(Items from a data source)
--
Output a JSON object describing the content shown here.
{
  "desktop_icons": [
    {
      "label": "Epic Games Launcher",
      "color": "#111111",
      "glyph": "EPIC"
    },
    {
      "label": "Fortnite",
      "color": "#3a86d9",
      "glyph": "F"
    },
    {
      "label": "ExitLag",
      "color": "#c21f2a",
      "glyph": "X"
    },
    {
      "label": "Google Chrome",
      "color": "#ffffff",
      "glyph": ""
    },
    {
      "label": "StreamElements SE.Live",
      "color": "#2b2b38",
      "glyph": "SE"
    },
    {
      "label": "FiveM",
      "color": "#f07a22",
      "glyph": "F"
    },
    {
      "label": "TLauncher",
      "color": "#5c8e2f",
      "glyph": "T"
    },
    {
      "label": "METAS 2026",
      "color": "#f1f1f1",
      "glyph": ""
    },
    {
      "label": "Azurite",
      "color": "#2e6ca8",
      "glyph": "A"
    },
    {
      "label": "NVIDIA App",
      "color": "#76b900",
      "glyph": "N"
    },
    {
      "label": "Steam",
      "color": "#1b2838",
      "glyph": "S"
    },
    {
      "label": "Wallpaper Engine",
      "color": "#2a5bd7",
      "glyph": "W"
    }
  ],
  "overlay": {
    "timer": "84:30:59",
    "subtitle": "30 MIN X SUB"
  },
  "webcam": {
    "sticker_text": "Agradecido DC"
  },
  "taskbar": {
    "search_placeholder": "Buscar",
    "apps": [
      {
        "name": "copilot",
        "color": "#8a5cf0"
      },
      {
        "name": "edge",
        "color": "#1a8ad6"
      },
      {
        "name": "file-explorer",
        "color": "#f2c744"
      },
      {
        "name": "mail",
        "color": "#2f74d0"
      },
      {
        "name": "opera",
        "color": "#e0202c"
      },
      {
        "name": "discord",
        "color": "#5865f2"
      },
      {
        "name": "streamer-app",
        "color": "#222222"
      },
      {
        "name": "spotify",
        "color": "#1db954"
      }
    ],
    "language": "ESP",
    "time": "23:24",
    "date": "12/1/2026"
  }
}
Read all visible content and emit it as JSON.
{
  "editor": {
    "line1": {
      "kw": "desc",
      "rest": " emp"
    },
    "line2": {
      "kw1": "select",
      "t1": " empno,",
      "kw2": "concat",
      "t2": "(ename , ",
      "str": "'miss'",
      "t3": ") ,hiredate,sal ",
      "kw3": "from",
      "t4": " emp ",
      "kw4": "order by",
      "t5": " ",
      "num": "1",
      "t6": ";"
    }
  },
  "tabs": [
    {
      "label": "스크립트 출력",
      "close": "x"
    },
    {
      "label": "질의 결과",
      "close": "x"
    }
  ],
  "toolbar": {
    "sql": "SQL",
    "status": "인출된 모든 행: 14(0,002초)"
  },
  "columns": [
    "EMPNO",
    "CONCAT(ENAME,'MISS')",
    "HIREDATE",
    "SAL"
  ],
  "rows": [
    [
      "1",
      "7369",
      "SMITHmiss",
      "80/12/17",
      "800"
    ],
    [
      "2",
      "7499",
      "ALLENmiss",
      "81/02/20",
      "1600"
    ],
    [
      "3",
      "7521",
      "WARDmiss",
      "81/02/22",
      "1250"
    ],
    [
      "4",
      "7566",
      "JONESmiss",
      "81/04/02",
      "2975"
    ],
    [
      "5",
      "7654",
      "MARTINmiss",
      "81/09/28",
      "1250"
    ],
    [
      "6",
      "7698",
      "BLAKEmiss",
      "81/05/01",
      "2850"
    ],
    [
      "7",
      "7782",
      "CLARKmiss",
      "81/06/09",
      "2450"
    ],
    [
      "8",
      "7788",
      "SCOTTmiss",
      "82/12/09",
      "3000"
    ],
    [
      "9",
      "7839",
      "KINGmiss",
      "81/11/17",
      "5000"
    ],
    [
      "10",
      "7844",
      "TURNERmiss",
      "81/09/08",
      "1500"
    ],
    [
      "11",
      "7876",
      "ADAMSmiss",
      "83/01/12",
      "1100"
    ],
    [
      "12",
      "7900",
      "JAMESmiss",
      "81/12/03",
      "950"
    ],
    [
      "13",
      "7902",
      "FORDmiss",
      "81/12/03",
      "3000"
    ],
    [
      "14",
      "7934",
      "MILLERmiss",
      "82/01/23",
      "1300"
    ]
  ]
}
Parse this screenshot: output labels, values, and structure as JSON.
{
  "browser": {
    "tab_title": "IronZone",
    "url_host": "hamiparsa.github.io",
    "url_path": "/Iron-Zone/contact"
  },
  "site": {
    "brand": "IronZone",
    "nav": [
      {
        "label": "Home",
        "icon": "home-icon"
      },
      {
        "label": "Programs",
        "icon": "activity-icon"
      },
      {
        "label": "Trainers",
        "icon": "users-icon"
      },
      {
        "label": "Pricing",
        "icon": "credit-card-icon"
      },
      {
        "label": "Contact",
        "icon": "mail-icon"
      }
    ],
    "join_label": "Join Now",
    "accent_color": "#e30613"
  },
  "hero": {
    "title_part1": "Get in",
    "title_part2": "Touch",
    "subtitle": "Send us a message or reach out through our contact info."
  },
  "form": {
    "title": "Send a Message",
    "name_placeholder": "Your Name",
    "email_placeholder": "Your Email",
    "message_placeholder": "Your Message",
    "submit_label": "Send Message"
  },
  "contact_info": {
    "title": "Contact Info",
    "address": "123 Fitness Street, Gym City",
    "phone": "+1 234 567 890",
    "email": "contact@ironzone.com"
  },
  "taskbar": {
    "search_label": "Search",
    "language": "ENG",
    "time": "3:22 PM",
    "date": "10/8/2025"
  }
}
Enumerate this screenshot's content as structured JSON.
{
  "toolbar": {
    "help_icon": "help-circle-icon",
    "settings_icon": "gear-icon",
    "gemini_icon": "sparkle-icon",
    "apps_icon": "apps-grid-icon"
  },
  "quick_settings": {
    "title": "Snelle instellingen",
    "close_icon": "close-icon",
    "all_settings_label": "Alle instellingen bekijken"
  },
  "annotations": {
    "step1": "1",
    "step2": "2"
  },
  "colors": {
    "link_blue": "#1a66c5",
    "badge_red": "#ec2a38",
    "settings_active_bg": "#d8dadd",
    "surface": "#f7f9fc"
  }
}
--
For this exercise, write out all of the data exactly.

Output a JSON object describing the content shown here.
{
  "desktop_icons": [
    {
      "label": "Epic Games Launcher",
      "color": "#111111",
      "glyph": "EPIC"
    },
    {
      "label": "Fortnite",
      "color": "#3a86d9",
      "glyph": "F"
    },
    {
      "label": "ExitLag",
      "color": "#c21f2a",
      "glyph": "X"
    },
    {
      "label": "Google Chrome",
      "color": "#ffffff",
      "glyph": ""
    },
    {
      "label": "StreamElements SE.Live",
      "color": "#2b2b38",
      "glyph": "SE"
    },
    {
      "label": "FiveM",
      "color": "#f07a22",
      "glyph": "F"
    },
    {
      "label": "TLauncher",
      "color": "#5c8e2f",
      "glyph": "T"
    },
    {
      "label": "METAS 2026",
      "color": "#f1f1f1",
      "glyph": ""
    },
    {
      "label": "Azurite",
      "color": "#2e6ca8",
      "glyph": "A"
    },
    {
      "label": "NVIDIA App",
      "color": "#76b900",
      "glyph": "N"
    },
    {
      "label": "Steam",
      "color": "#1b2838",
      "glyph": "S"
    },
    {
      "label": "Wallpaper Engine",
      "color": "#2a5bd7",
      "glyph": "W"
    }
  ],
  "overlay": {
    "timer": "84:30:59",
    "subtitle": "30 MIN X SUB"
  },
  "webcam": {
    "sticker_text": "Agradecido DC"
  },
  "taskbar": {
    "search_placeholder": "Buscar",
    "apps": [
      {
        "name": "copilot",
        "color": "#8a5cf0"
      },
      {
        "name": "edge",
        "color": "#1a8ad6"
      },
      {
        "name": "file-explorer",
        "color": "#f2c744"
      },
      {
        "name": "mail",
        "color": "#2f74d0"
      },
      {
        "name": "opera",
        "color": "#e0202c"
      },
      {
        "name": "discord",
        "color": "#5865f2"
      },
      {
        "name": "streamer-app",
        "color": "#222222"
      },
      {
        "name": "spotify",
        "color": "#1db954"
      }
    ],
    "language": "ESP",
    "time": "23:24",
    "date": "12/1/2026"
  }
}
Read all visible content and emit it as JSON.
{
  "editor": {
    "line1": {
      "kw": "desc",
      "rest": " emp"
    },
    "line2": {
      "kw1": "select",
      "t1": " empno,",
      "kw2": "concat",
      "t2": "(ename , ",
      "str": "'miss'",
      "t3": ") ,hiredate,sal ",
      "kw3": "from",
      "t4": " emp ",
      "kw4": "order by",
      "t5": " ",
      "num": "1",
      "t6": ";"
    }
  },
  "tabs": [
    {
      "label": "스크립트 출력",
      "close": "x"
    },
    {
      "label": "질의 결과",
      "close": "x"
    }
  ],
  "toolbar": {
    "sql": "SQL",
    "status": "인출된 모든 행: 14(0,002초)"
  },
  "columns": [
    "EMPNO",
    "CONCAT(ENAME,'MISS')",
    "HIREDATE",
    "SAL"
  ],
  "rows": [
    [
      "1",
      "7369",
      "SMITHmiss",
      "80/12/17",
      "800"
    ],
    [
      "2",
      "7499",
      "ALLENmiss",
      "81/02/20",
      "1600"
    ],
    [
      "3",
      "7521",
      "WARDmiss",
      "81/02/22",
      "1250"
    ],
    [
      "4",
      "7566",
      "JONESmiss",
      "81/04/02",
      "2975"
    ],
    [
      "5",
      "7654",
      "MARTINmiss",
      "81/09/28",
      "1250"
    ],
    [
      "6",
      "7698",
      "BLAKEmiss",
      "81/05/01",
      "2850"
    ],
    [
      "7",
      "7782",
      "CLARKmiss",
      "81/06/09",
      "2450"
    ],
    [
      "8",
      "7788",
      "SCOTTmiss",
      "82/12/09",
      "3000"
    ],
    [
      "9",
      "7839",
      "KINGmiss",
      "81/11/17",
      "5000"
    ],
    [
      "10",
      "7844",
      "TURNERmiss",
      "81/09/08",
      "1500"
    ],
    [
      "11",
      "7876",
      "ADAMSmiss",
      "83/01/12",
      "1100"
    ],
    [
      "12",
      "7900",
      "JAMESmiss",
      "81/12/03",
      "950"
    ],
    [
      "13",
      "7902",
      "FORDmiss",
      "81/12/03",
      "3000"
    ],
    [
      "14",
      "7934",
      "MILLERmiss",
      "82/01/23",
      "1300"
    ]
  ]
}
Parse this screenshot: output labels, values, and structure as JSON.
{
  "browser": {
    "tab_title": "IronZone",
    "url_host": "hamiparsa.github.io",
    "url_path": "/Iron-Zone/contact"
  },
  "site": {
    "brand": "IronZone",
    "nav": [
      {
        "label": "Home",
        "icon": "home-icon"
      },
      {
        "label": "Programs",
        "icon": "activity-icon"
      },
      {
        "label": "Trainers",
        "icon": "users-icon"
      },
      {
        "label": "Pricing",
        "icon": "credit-card-icon"
      },
      {
        "label": "Contact",
        "icon": "mail-icon"
      }
    ],
    "join_label": "Join Now",
    "accent_color": "#e30613"
  },
  "hero": {
    "title_part1": "Get in",
    "title_part2": "Touch",
    "subtitle": "Send us a message or reach out through our contact info."
  },
  "form": {
    "title": "Send a Message",
    "name_placeholder": "Your Name",
    "email_placeholder": "Your Email",
    "message_placeholder": "Your Message",
    "submit_label": "Send Message"
  },
  "contact_info": {
    "title": "Contact Info",
    "address": "123 Fitness Street, Gym City",
    "phone": "+1 234 567 890",
    "email": "contact@ironzone.com"
  },
  "taskbar": {
    "search_label": "Search",
    "language": "ENG",
    "time": "3:22 PM",
    "date": "10/8/2025"
  }
}
Enumerate this screenshot's content as structured JSON.
{
  "toolbar": {
    "help_icon": "help-circle-icon",
    "settings_icon": "gear-icon",
    "gemini_icon": "sparkle-icon",
    "apps_icon": "apps-grid-icon"
  },
  "quick_settings": {
    "title": "Snelle instellingen",
    "close_icon": "close-icon",
    "all_settings_label": "Alle instellingen bekijken"
  },
  "annotations": {
    "step1": "1",
    "step2": "2"
  },
  "colors": {
    "link_blue": "#1a66c5",
    "badge_red": "#ec2a38",
    "settings_active_bg": "#d8dadd",
    "surface": "#f7f9fc"
  }
}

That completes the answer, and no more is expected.